Both Sullivan and Parker do lovely character work. Liz Parker's puppetry is adept, and she creates three upbeat characters: Sammy, an inquisitive rhyming youngster; Silver, a fish-like swimmer with a big heart; and finally Ms. Bloom, whose garden is a place to find ways to describe the world. She also creates a humorously cantankerous Grumpy Harry, a panicked poet without poems. Rachel Sullivan's Wendy has a sunny determination that is engaging and charming, and she also plays the intrepid reporter Rosalyn Rose who is looking for the inside scoop on Poetryville and its sudden lack of poetry. The cheery music composed by Isaiah Singer adds to the merriment.

The technical aspects of the show are simple and yet they help provide a creative and fascinating world for children. The simple yet whimsical sets are designed by Nancy McDoniel, with Megan Santelli as lighting designer and costumes by Abby Barker. Pulled together by stage manager Laura Lindsay, the performance runs a brisk and engaging 70 minutes.

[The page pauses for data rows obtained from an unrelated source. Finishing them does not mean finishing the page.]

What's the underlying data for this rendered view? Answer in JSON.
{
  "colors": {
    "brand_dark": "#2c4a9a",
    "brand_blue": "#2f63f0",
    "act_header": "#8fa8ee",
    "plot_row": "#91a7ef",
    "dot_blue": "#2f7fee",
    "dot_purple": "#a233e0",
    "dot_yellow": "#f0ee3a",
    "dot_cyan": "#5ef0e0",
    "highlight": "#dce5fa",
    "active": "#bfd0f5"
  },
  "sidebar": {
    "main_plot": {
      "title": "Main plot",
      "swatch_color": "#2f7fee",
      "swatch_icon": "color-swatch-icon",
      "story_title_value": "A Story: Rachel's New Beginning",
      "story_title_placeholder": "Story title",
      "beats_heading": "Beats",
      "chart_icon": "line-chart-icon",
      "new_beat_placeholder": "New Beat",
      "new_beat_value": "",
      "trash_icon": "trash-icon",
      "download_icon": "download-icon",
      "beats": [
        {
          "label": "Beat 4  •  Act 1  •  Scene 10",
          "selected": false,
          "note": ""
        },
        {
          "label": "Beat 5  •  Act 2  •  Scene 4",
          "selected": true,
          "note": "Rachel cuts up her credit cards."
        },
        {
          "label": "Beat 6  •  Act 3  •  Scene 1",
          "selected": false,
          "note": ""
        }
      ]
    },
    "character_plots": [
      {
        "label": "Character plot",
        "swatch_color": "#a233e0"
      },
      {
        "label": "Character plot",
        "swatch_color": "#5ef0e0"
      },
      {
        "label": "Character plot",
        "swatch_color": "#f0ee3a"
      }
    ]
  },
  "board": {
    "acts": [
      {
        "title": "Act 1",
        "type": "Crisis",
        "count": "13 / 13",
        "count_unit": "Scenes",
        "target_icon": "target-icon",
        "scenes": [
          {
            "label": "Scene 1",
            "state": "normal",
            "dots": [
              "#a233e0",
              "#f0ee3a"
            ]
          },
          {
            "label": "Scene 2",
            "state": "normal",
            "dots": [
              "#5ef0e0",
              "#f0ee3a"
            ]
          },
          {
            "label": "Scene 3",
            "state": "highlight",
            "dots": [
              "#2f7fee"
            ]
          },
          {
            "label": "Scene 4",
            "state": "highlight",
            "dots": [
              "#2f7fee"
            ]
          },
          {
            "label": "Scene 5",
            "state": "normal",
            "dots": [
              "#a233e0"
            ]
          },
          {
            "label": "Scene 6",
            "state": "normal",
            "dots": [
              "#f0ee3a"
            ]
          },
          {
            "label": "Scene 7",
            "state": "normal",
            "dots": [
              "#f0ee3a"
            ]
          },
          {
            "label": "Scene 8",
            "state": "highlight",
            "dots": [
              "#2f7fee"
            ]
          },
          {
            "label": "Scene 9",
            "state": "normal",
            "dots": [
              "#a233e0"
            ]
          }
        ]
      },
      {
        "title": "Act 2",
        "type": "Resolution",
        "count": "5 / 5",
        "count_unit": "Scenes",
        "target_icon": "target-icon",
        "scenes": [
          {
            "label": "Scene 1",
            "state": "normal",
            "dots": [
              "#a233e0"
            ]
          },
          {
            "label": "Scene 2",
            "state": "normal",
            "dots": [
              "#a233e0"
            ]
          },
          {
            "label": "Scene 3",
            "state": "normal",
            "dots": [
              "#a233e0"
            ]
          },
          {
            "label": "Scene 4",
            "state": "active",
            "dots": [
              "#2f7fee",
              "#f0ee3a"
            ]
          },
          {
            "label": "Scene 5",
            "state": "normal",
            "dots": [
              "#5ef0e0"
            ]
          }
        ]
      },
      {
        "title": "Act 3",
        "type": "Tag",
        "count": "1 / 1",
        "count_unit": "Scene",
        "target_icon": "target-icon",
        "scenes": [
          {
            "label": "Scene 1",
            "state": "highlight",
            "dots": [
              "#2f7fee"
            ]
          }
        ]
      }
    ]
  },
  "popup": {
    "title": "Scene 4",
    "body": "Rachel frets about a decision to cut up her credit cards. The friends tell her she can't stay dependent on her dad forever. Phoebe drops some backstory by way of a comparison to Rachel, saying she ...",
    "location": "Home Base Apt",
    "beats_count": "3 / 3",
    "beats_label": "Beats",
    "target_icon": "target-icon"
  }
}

With lively audience participation, we join in on the dancing and fun, culminating in the biggest adventure of all—writing poems of our very own. Parker and Sullivan have created an enchanting experience that encourages creativity.

Parents and children, don't be shy—seeing this play will be a joyful way to spend a hot summer afternoon. I had such a good time, I found myself speaking in couplets for the rest of the day.